“I’ve always believed in the promise of stem cell research, and I can’t recall a more exciting time for it,” said Kincade. “Our goal when we set out was to get Oklahoma scientists to start thinking about and working in this emerging area. I think we’ve succeeded, and I’m proud of that.”

This year, OCASCR named Courtney Griffin, Ph.D. its new scientific director. Griffin is also a scientist at the Oklahoma Medical Research Foundation. OCASCR will expand its mission to include regenerative medicine, where scientists combine stem cell and developmental biology research into discovering new ways of repairing, replacing or rejuvenating disease-damaged organs in the body.

 “Dr. Kincade is an outstanding scientist and ambassador for the vision of OCASCR,” said Griffin. “He really got people excited and to pay attention to stem cell research in Oklahoma. He made OCASCR what it is today, and I want to continue with this remarkable template.”

*Pictured above: Dr. Paul Kincade, Ph.D., founding scientific director of the Oklahoma Center for Adult Stem Cell Research

Smokeless tobacco users encouraged to quit during Through With Chew week

Through With Chew

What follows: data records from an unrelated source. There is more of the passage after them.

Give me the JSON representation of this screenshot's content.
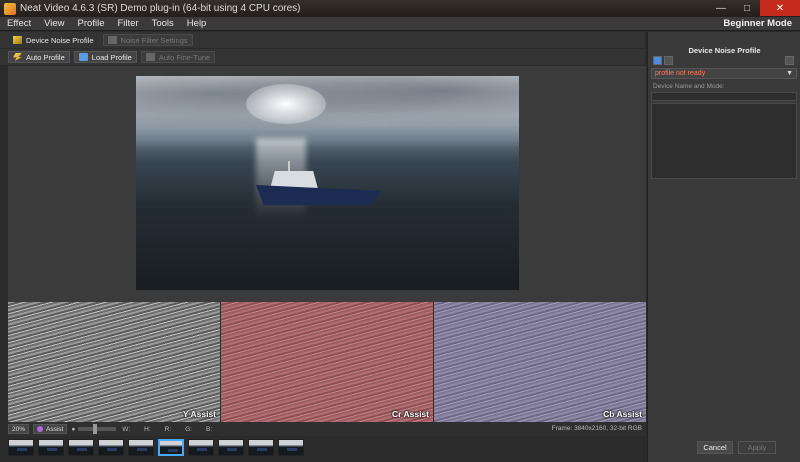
{
  "window": {
    "title": "Neat Video 4.6.3 (SR) Demo plug-in (64-bit using 4 CPU cores)"
  },
  "menu": {
    "items": [
      "Effect",
      "View",
      "Profile",
      "Filter",
      "Tools",
      "Help"
    ],
    "mode": "Beginner Mode"
  },
  "toolbar": {
    "device_noise_profile": "Device Noise Profile",
    "noise_filter_settings": "Noise Filter Settings",
    "auto_profile": "Auto Profile",
    "load_profile": "Load Profile",
    "auto_fine_tune": "Auto Fine-Tune"
  },
  "assist": {
    "y": "Y Assist",
    "cr": "Cr Assist",
    "cb": "Cb Assist"
  },
  "status": {
    "zoom": "20%",
    "assist": "Assist",
    "w": "W:",
    "h": "H:",
    "r": "R:",
    "g": "G:",
    "b": "B:",
    "frame": "Frame: 3840x2160, 32-bit RGB"
  },
  "side_panel": {
    "title": "Device Noise Profile",
    "profile_status": "profile not ready",
    "device_label": "Device Name and Mode:"
  },
  "buttons": {
    "cancel": "Cancel",
    "apply": "Apply"
  },
  "colors": {
    "accent": "#4aa8ff",
    "warning": "#ff7a5a",
    "close": "#c42b1c"
  }
}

While youth vaping may be the topic on everyone’s lips, nearly 10% of high school students and more than 7% of Oklahoma adults use smokeless tobacco.

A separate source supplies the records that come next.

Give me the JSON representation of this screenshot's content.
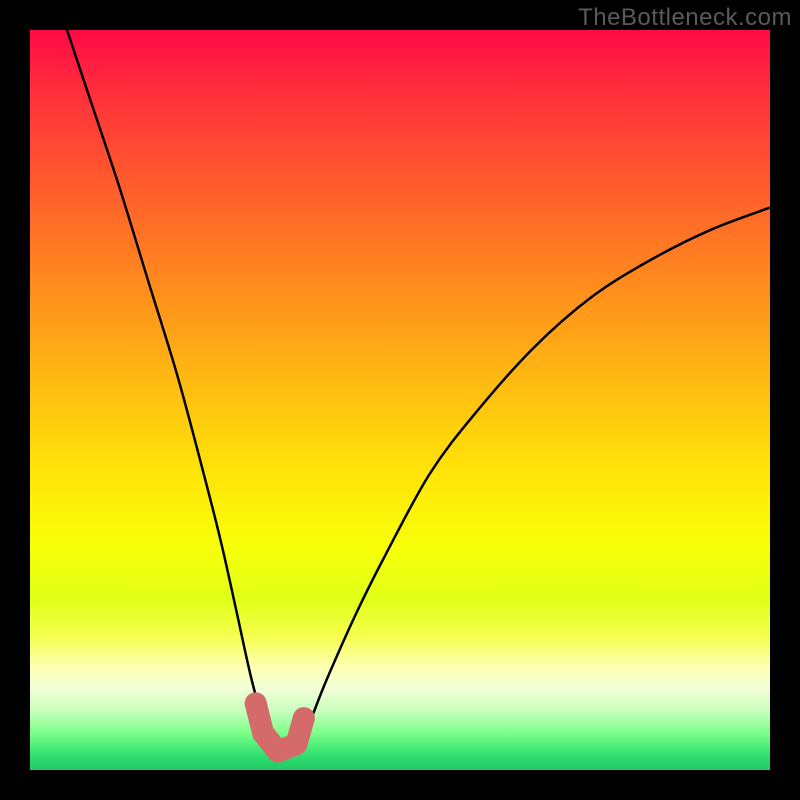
{
  "watermark": "TheBottleneck.com",
  "colors": {
    "frame": "#000000",
    "curve_stroke": "#000000",
    "marker_fill": "#d46a6a",
    "gradient_top": "#ff0a46",
    "gradient_bottom": "#22c865"
  },
  "chart_data": {
    "type": "line",
    "title": "",
    "xlabel": "",
    "ylabel": "",
    "xlim": [
      0,
      100
    ],
    "ylim": [
      0,
      100
    ],
    "x": [
      5,
      8,
      12,
      16,
      20,
      24,
      26,
      28,
      30,
      32,
      33,
      34,
      35,
      36,
      38,
      40,
      44,
      48,
      54,
      60,
      68,
      76,
      84,
      92,
      100
    ],
    "y": [
      100,
      91,
      79,
      66,
      53,
      38,
      30,
      21,
      12,
      5,
      3,
      2,
      2,
      3,
      7,
      12,
      21,
      29,
      40,
      48,
      57,
      64,
      69,
      73,
      76
    ],
    "markers": [
      {
        "x": 30.5,
        "y": 9
      },
      {
        "x": 31.5,
        "y": 5
      },
      {
        "x": 33.5,
        "y": 2.5
      },
      {
        "x": 36.0,
        "y": 3.5
      },
      {
        "x": 37.0,
        "y": 7
      }
    ],
    "note": "y-axis inverted visually: 0 at bottom, 100 at top; values represent bottleneck percentage"
  }
}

Through With Chew Week is a week-long initiative designed to reduce the use of smokeless tobacco. In support of the event, the Oklahoma Tobacco Helpline, a program of TSET, reminded Oklahomans of some common triggers and helpful alternatives to smokeless tobacco.

While smokers sometimes switch to smokeless tobacco as a method of quitting, it’s still extremely addictive. Someone who dips two cans a week gets as much or more nicotine as a pack-a-day smoker. Additionally, smokeless tobacco can cause cancer of the mouth, throat, cheek and gums, and contributes to an increased risk of heart attack and stroke.

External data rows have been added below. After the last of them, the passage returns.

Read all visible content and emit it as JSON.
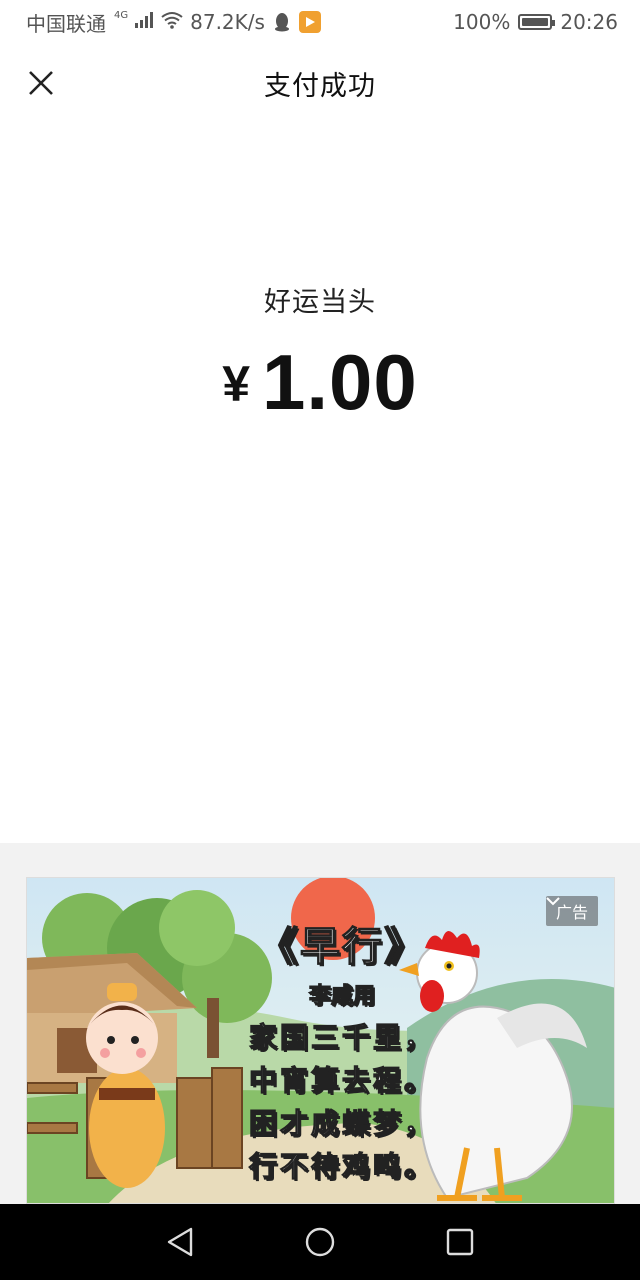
{
  "status_bar": {
    "carrier": "中国联通",
    "network": "4G",
    "speed": "87.2K/s",
    "battery": "100%",
    "time": "20:26"
  },
  "header": {
    "title": "支付成功"
  },
  "payment": {
    "subtitle": "好运当头",
    "currency": "¥",
    "amount": "1.00"
  },
  "ad": {
    "badge_label": "广告",
    "poem_title": "《早行》",
    "poem_author": "李咸用",
    "poem_lines": [
      "家国三千里，",
      "中宵算去程。",
      "困才成蝶梦，",
      "行不待鸡鸣。"
    ]
  },
  "icons": {
    "close": "close-icon",
    "back": "back-triangle-icon",
    "home": "home-circle-icon",
    "recents": "recents-square-icon"
  }
}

The Oklahoma Tobacco Helpline provides FREE assistance to those thinking about quitting smokeless tobacco, including text and email support, phone and web coaching and a two-week supply of patches, gum, or lozenges for registered participants. To learn more about Through With Chew Week, visit Okhelpline.com/through-with-chew.

In case you missed it:

The Oklahoman: Program partners with business owners to increase smokefree bars

Brand Insight

TSET is working to educate policymakers on the need to plug holes in the state’s Clean Indoor Air laws and makes strategic investments across the state to combat the burden of tobacco use on Oklahoma families, businesses and communities.

One TSET program – Free The Night – engages bar and club owners seeking to provide a smokefree environment for patrons and employees. Free The Night seeks out bar owners and offers education, outreach and support to those wanting to voluntarily become a smokefree establishment.

To learn more about the benefits for bar owners and patrons of going smokefree, check out the full story here and for the whole suite of TSET stories on tobacco control and prevention click here.

Shape Your Future partners with Bart & Nadia Sports Experience to educate families on healthy behaviors

Bart & Nadia Sports Experience

Shape Your Future partnered with the Bart & Nadia Sports Experience this year to educate families about the importance of physical activity, sports, fitness, wellness and cultivating an Olympic spirit.

The three-day annual event attracted 250 students from six schools. The students were given the opportunity to participate in a variety of sports and activities, including kayaking, basketball, rowing, bicycling and more. Students rotated through more than 10 booths and participated in different types of physical activity for 15 minutes at each stop.

The Bart & Nadia Sports Experience also featured education on the importance of children getting 60 minutes of physical activity per day and filling half their plates with fruits and vegetables at each meal.

Each student went home with a Shape Your Future goody bag that included a healthy snack recipe and physical activity items to encourage healthy eating and moving more. Shape Your Future also provided equipment that could be used for physical activity at participating schools.

Exposing youth to different types of physical activity is a great way to encourage healthy behaviors and supports Shape Your Future’s goals of encouraging Oklahomans to eat better, move more and be tobacco free.